AIM OF THE EXERCISE
Every line in the listing below that holds the word "小猫钓鱼词汇十一选十" should be returned.
----
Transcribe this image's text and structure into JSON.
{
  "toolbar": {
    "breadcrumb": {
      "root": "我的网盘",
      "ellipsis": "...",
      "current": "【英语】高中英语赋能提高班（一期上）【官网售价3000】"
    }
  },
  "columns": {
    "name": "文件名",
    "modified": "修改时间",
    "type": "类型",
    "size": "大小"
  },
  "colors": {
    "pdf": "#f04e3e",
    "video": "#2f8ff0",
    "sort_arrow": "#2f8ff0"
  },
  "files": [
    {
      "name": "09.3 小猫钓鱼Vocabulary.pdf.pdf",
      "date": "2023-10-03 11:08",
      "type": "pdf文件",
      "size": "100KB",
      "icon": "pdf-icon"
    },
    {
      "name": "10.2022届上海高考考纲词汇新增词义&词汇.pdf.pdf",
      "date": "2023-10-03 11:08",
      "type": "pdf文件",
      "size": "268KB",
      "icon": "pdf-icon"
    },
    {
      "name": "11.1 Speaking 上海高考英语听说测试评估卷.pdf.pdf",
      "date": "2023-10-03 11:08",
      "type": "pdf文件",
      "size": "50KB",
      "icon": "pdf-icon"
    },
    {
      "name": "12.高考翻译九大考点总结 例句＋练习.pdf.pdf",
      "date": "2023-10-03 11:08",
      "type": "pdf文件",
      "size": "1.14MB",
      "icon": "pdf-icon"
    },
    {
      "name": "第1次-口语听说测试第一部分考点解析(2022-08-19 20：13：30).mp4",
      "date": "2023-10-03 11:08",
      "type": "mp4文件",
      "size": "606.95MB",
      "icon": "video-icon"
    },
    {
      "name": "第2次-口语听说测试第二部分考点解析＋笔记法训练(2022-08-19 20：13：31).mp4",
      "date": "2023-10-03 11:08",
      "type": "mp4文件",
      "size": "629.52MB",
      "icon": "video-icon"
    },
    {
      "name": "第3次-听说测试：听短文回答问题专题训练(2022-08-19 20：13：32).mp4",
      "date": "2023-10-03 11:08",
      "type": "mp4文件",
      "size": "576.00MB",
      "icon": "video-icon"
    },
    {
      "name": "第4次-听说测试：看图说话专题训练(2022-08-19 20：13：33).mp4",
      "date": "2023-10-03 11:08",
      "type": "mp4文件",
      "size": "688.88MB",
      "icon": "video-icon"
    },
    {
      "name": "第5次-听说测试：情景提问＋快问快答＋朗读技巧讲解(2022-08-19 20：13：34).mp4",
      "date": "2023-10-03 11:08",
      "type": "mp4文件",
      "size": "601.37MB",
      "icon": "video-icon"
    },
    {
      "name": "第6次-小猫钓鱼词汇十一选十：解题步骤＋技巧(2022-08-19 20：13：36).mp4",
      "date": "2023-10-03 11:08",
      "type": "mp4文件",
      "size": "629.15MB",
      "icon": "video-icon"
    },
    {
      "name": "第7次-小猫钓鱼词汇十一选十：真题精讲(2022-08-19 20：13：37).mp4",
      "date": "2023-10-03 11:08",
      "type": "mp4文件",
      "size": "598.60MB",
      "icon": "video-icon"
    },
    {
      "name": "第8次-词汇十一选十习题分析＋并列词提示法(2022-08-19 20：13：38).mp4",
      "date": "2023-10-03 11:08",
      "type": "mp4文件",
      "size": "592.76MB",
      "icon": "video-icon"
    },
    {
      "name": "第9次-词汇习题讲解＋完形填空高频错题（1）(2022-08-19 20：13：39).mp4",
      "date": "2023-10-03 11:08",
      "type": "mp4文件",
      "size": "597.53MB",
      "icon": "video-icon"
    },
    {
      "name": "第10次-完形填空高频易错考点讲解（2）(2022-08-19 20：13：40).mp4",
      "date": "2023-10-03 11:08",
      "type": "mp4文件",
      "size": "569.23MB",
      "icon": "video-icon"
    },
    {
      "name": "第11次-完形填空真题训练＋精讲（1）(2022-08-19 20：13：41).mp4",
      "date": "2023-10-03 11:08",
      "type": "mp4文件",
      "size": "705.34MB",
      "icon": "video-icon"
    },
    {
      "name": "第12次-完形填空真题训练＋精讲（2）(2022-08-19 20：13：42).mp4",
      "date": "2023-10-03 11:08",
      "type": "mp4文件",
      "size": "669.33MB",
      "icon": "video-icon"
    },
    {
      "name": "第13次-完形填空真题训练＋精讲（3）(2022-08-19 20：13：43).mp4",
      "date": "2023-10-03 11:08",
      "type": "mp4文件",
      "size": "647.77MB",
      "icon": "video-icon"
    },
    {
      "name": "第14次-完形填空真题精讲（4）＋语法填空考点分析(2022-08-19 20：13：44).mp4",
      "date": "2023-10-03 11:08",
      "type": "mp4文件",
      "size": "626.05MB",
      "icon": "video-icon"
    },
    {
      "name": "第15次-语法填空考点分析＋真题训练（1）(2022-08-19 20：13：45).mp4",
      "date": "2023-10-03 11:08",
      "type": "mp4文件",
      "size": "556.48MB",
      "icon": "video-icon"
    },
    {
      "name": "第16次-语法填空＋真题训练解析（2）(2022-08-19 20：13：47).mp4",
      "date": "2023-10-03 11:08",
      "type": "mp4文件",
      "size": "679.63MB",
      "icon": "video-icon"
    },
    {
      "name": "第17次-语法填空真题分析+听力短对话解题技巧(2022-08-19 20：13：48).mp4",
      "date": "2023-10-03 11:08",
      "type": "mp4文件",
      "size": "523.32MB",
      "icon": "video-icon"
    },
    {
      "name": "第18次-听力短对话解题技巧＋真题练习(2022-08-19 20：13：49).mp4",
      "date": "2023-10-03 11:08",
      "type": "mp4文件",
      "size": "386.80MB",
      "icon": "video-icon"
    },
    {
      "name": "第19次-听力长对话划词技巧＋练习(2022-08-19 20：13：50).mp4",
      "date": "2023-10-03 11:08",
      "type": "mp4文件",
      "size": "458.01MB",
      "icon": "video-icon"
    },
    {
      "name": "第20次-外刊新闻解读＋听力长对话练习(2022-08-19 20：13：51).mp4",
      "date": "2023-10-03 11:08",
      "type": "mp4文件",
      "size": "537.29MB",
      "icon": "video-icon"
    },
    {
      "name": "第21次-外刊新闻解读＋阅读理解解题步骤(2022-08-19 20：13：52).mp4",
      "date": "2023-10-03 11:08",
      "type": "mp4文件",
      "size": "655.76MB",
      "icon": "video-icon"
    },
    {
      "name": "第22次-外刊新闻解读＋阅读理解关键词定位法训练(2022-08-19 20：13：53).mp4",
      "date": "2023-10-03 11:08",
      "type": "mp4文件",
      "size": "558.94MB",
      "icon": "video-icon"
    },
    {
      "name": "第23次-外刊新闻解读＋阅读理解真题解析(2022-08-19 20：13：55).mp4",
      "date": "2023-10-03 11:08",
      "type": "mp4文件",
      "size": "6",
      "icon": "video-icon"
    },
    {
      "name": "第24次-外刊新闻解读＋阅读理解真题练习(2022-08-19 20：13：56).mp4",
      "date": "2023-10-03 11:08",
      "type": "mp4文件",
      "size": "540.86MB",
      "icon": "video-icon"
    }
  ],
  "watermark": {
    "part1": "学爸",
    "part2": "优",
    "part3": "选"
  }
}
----
TASK SOLUTION
      "name": "第6次-小猫钓鱼词汇十一选十：解题步骤＋技巧(2022-08-19 20：13：36).mp4",
      "name": "第7次-小猫钓鱼词汇十一选十：真题精讲(2022-08-19 20：13：37).mp4",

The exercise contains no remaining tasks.